Frank's Authentic New Orleans Bread Pudding
1 Tbsp. butter
1 loaf stale New Orleans French Bread
6 eggs, beaten well
1-1/4 cups granulated sugar
2 Tbsp. pure vanilla
2 Tbsp. ground cinnamon
1/4 tsp. nutmeg
5 cups whole milk, scalded
1 cup whipping cream
1 stick butter, melted
2 cups rum-soaked raisins
1 large Rome or Fiji apple, peeled and diced
First, grease an 11 x 14 Pyrex baking pan with the tablespoon of butter.The cut the stale French bread into 2"x2" squares and place them in the pan.
Next, take a large mixing bowl and a piano wire whisk and make an egg custard by creaming together the eggs and the sugar until smooth.
Then whip in the vanilla, cinnamon, and nutmeg until everything is thoroughly incorporated into the custard.
Now stir in the scalded whole milk, the whipping cream, and the butter and work that well into the mixture.
At this point pour the custard mixture over the bread chunks and, using your fingers, work it into the bread until the pieces soften (ideally, you want to allow the bread to truly "soak" into the custard).
Then when the bread becomes "heavenly moist" and fluffy, evenly sprinkle on the raisins and the diced apple (again with your fingers, gently push them into the softened bread).
Finally, sprinkle a little more cinnamon over the top of the pudding and bake in a preheated 325-degree oven for about an hour (or until the pudding turns a rich honey brown and a toothpick inserted into the center comes out clean).
This bread pudding is wonderful served either warm or chilled, especially when it's topped with my Rum Walnut Sauce.Step-by-step, here's how you make it:
1 stick butter, softened
1-1/2 cups dark brown sugar
2 tsp. vanilla
1 cup finely chopped walnuts
Zest of one lemon
1/2 cup dark Puerto Rican rum
First melt the butter over medium heat in a 3-1/2 quart saucepan, stir in the brown sugar, and cook until the sugar fully melts.
Then rapidly stir in the lemon zest, the vanilla, the walnuts, the cinnamon, and the allspice and cook gently over medium heat until all the ingredients thoroughly come together.
Then just before you're ready to serve, slowly pour in the rum, stir it quickly into the sauce, and cook it-slowly stirring all the while-for about 3 minutes to marry the ingredients and to drive off all but the essence of the liqueur.
Y'all, I know it sounds complicated, but it's really just that simple.
There's a certain way to "scald" milk.You pour it into a deep saucepan and heat the milk gently, stirring constantly.Don't let it come to a boil and don't let it burn!
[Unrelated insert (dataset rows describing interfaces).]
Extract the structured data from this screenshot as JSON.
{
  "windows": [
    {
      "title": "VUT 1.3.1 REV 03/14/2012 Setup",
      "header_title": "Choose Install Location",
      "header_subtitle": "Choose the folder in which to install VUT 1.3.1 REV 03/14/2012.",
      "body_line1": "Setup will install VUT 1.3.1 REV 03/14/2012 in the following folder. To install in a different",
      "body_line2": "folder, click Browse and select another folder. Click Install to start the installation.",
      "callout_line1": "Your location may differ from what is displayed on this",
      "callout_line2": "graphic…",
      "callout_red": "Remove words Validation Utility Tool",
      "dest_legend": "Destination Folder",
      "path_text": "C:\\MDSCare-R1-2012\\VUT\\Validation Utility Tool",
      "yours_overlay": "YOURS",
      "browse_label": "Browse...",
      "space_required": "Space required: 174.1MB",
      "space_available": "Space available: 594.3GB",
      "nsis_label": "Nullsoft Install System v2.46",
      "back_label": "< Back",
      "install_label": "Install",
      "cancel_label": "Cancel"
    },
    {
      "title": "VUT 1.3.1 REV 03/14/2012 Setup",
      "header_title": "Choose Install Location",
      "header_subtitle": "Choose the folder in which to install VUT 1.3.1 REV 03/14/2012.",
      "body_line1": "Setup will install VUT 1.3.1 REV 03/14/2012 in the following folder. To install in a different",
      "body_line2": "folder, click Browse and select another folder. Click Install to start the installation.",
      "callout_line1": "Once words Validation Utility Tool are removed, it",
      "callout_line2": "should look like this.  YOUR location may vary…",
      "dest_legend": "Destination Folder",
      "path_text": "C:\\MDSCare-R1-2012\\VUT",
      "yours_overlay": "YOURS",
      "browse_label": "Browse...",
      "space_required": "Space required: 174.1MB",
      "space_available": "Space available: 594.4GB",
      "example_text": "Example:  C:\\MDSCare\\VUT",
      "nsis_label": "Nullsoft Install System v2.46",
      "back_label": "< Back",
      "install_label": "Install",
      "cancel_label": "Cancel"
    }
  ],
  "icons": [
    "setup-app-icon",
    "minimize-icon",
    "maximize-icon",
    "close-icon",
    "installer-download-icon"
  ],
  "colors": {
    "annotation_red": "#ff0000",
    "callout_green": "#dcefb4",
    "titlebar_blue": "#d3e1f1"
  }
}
When you see tiny bubbles beginning to form around the edge of the pan, take the pan off the fire and stir the milk until the bubbling stops. Some food scientists say that because of pasteurization it's no longer necessary (it was done originally to kill whatever bacteria might be in the milk). . .other scientists, however, say it should still be done when doing baked goods.I always scald the milk that goes into my bread pudding.
To make the raisins plump up and take on an even greater flavor, soak them in the rum for about 30 minutes before dropping them into the pudding. Of course, reserve the rum for use in the sauce.
I suggest you use this sauce recipe to experiment with liqueurs other than rum.For example, you can try Grand Marnier, Triple Sec, Galliano, Kailua, Peach or Apple Brandy, Southern Comfort, Amaretto and a wide variety of others.It's just a matter of letting your imagination be your guide.